Police: Man man facing sex charges after contacting boy with PS3
Updated: Friday, February 28 2014, 05:18 PM EST
ALBANY -- A Worcester, Massachusetts man appeared in federal court in Albany accused of an unthinkable crime. Authorities believe he may have convinced a ten year old Albany County boy to send him sexually-explicit videos of himself, because the man said he was in danger and the videos would help him stay alive.
Brian Belanger, 21, made a brief appearance but authorities claim he spent months in contact with that boy. Belanger allegedly told him he would be killed if the boy didn't do what he asked.
Belanger wore a green prison jump suit before a judge. The US Attorney's office claims Belanger first came in contact with the boy on a PlayStation 3 headset. Authorities say he told the child someone wanted to kill him and if he sent Belanger sexually-explicit videos of himself, Belanger could send them to the threatening person.
In a statement, the US Attorney alleges that Belanger "directed the child what to do in the videos & that over the course of approximately three months the child emailed Belanger numerous times, attaching video files to the emails that depict the child engaged in sexually-explicit conduct."
We've learned Belanger was a karate student in Massachusetts. The boy's father went to police after finding the emails on an iPad.
"We're sitting in our living room and we're using a console or a game controller and it doesn't seem like there could be any security or privacy risks," said Reg Harnish with Grey Castle Security.

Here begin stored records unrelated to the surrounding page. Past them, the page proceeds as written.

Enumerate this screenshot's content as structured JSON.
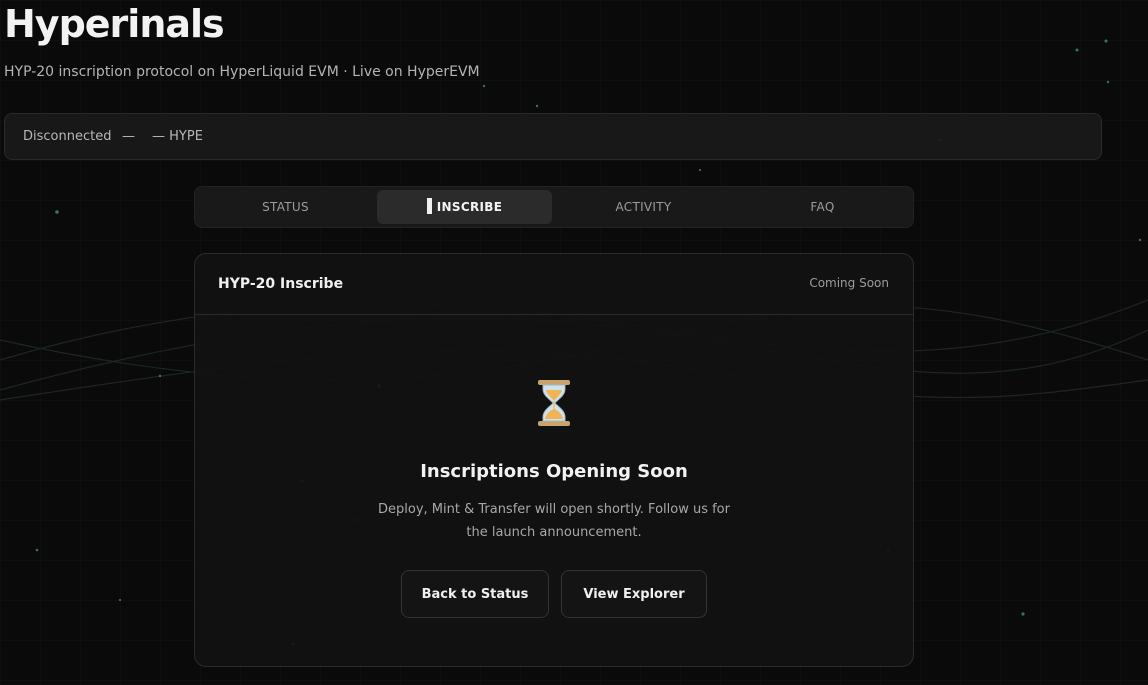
{
  "app": {
    "title": "Hyperinals",
    "subtitle": "HYP-20 inscription protocol on HyperLiquid EVM · Live on HyperEVM"
  },
  "wallet": {
    "status": "Disconnected",
    "address": "—",
    "balance": "— HYPE"
  },
  "tabs": [
    {
      "label": "STATUS",
      "active": false
    },
    {
      "label": "INSCRIBE",
      "active": true
    },
    {
      "label": "ACTIVITY",
      "active": false
    },
    {
      "label": "FAQ",
      "active": false
    }
  ],
  "panel": {
    "title": "HYP-20 Inscribe",
    "badge": "Coming Soon",
    "icon": "hourglass-icon",
    "heading": "Inscriptions Opening Soon",
    "description": "Deploy, Mint & Transfer will open shortly. Follow us for the launch announcement.",
    "buttons": {
      "back": "Back to Status",
      "explorer": "View Explorer"
    }
  },
  "colors": {
    "background": "#0a0a0a",
    "particle": "#3f8f78",
    "panel_border": "#2b2b2b"
  }
}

Digital security experts say parental controls can be activated on video games. But the FBI offers simple advice you can use at home. Since anyone has access to these systems, talk to your kids. "If they're going to play online they should play with people they know," said Special Agent David Fallon.
"A lot of the safe guards are things we would do or recommend off-line," Harnish said. "Don't share information you don't want someone else to have. It might be your first name. If you've created an account and you're using your first name you may be asking for trouble.Belanger waived his right to bail and preliminary hearings. He could face a maximum of 30 years in prison and up to $250,000 in fines.